JD: The biggest thrill really, it was Josie, because there were so many things that put us together. He created Josie and he had me in mind. That makes me feel good to think that he got so excited about putting this together. Because it was like, well, that's some of his family.

BB: Was Josie your favorite thing that he worked on? Who was your favorite character that Dan ever worked on?

JD: I would say that I always liked the Archie characters. I thought they were great. The two gals were Betty and Veronica, they were great but there was still nothing like Josie.

BB: When that movie came out, did that make it bittersweet? What were thoughts when the movie comes out?

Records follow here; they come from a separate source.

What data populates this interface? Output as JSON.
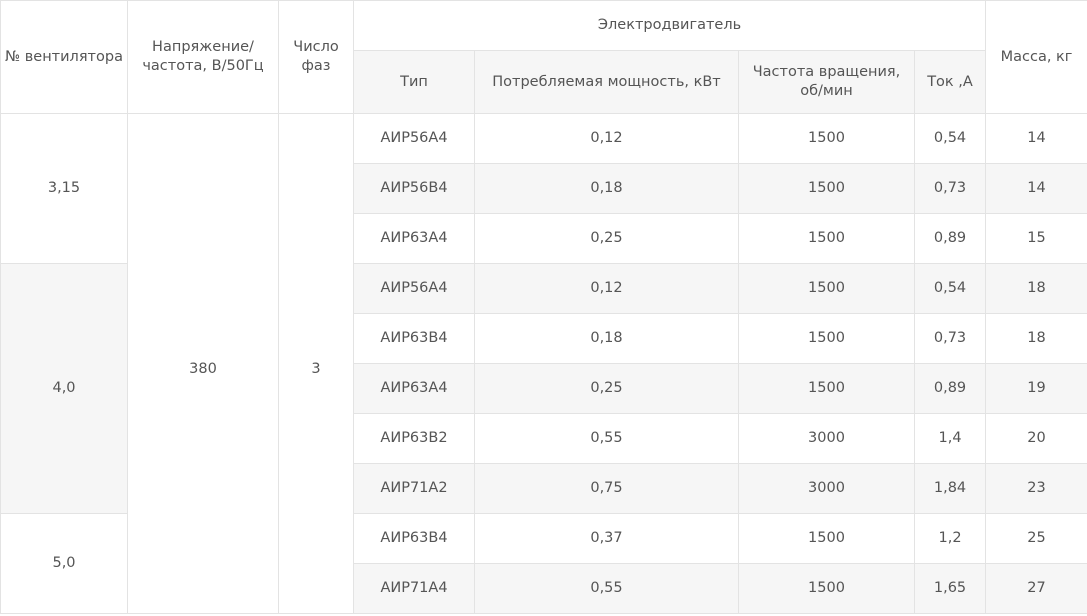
{
  "header": {
    "fan_number": "№ вентилятора",
    "voltage": "Напряжение/ частота, В/50Гц",
    "phases": "Число фаз",
    "motor": "Электродвигатель",
    "mass": "Масса, кг",
    "type": "Тип",
    "power": "Потребляемая мощность, кВт",
    "speed": "Частота вращения, об/мин",
    "current": "Ток ,А"
  },
  "merged": {
    "fan_groups": [
      "3,15",
      "4,0",
      "5,0"
    ],
    "voltage": "380",
    "phases": "3"
  },
  "rows": [
    {
      "type": "АИР56А4",
      "power": "0,12",
      "speed": "1500",
      "current": "0,54",
      "mass": "14"
    },
    {
      "type": "АИР56В4",
      "power": "0,18",
      "speed": "1500",
      "current": "0,73",
      "mass": "14"
    },
    {
      "type": "АИР63А4",
      "power": "0,25",
      "speed": "1500",
      "current": "0,89",
      "mass": "15"
    },
    {
      "type": "АИР56А4",
      "power": "0,12",
      "speed": "1500",
      "current": "0,54",
      "mass": "18"
    },
    {
      "type": "АИР63В4",
      "power": "0,18",
      "speed": "1500",
      "current": "0,73",
      "mass": "18"
    },
    {
      "type": "АИР63А4",
      "power": "0,25",
      "speed": "1500",
      "current": "0,89",
      "mass": "19"
    },
    {
      "type": "АИР63В2",
      "power": "0,55",
      "speed": "3000",
      "current": "1,4",
      "mass": "20"
    },
    {
      "type": "АИР71А2",
      "power": "0,75",
      "speed": "3000",
      "current": "1,84",
      "mass": "23"
    },
    {
      "type": "АИР63В4",
      "power": "0,37",
      "speed": "1500",
      "current": "1,2",
      "mass": "25"
    },
    {
      "type": "АИР71А4",
      "power": "0,55",
      "speed": "1500",
      "current": "1,65",
      "mass": "27"
    }
  ]
}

JD: We didn't like the movie. We went to see the movie because we wanted to be able to give our opinion to people who ask us about the movie. It was nothing like the cartoon. When they had the cartoons on TV, that was fun. But, no, the real life movie, I was not impressed at all with that.

BB: Did Dan have any say in that at all? Was he ever asked for his opinions with regards to the movie?

JD: Yes, but he felt that it was almost like they used every space in the movie for special effects, showing Coca-Cola. It was almost like advertising, a commercial. They were not always in their costumes. They were in street clothes also.

BB: Why was Dan so shy? Because on the page, it comes out that he was this laugh a minute individual, but you would be so surprised looking at his work that he was so shy.

JD: He was only shy during the early part of his life. He didn't stay shy. He came out of that. He was very easy-going and also very funny. He was able to get along with young and old. He was not shy anymore. I think I changed a little bit of that on him.

BB: Because you were more outgoing than he was at the time, you brought him out of his shell a little?

JD: Yes.

BB: Did you ever meet Wally Wood? He was the one that was at Tower. He was the famous artist from the ‘50s, EC Comics and then Dan did Binky. Do you remember Binky at Tower in the mid-sixties?

JD: No. You see, there was a part of our lives, also, when I went to work. I went to work as a consultant in cosmetics and I worked for 26 years. So there are a lot of things that I heard about but it didn't really stay with me.

BB: When did you start doing that?

JD: I went to work when the boys left for college.

BB: So, you had a desire to get back to work and do something once they had gone?

JD: Yes, and also to add to our income.

BB: Do you get a pension from Archie?

JD: No pension from Archie - nothing at all. I got a pension from my work. I work for Lauren Taylor. I was consultant in cosmetics for twenty-six years. I retired from that.

BB: So you actually get a pension for all the stuff you did but for all the stuff he did he doesn't get a pension. How do you look back on the comic book industry then as one of the wives? Do you look back and say, “thank god Dan loved it so much because they didn't treat him very well or they don't treat artists very well?” Is that a fair assessment?

JD: At the time, at the beginning when he went to work for the company, I didn't think they treated him that badly. It's just that at the end of your career when you know that you can't maybe draw forever that you would want a company to give you the reward for all the years that you gave them. He gave forty-seven years! They were the best years of his life to that company.

BB: What was Richard Goldwater like back then. Did you socialize with him at all?

JD: Yes.

BB: What was he like?

JD: He was friendly. We got along with him. We were on friendly terms.

BB: Was he a funny guy?

JD: No.

BB: What about Richard Sr. back in the old days? Do you remember Richard Goldwater Sr. at all?

JD: They were funny. The old timers were funny, yes.

BB: So now you're looking forward to going to the conventions?

JD: I am, yes. I have that need.


  1. I knew Josie for the past ten years; even though the news was not unexpected, it still hit me hard. I'll be leaving for Scarsdale in a little bit to pay my respects.

    Thank you for posting this interview. I can hear her voice in the responses and it gives me a smile.

  2. Really enjoying this interview. They sound like such a great, strong couple.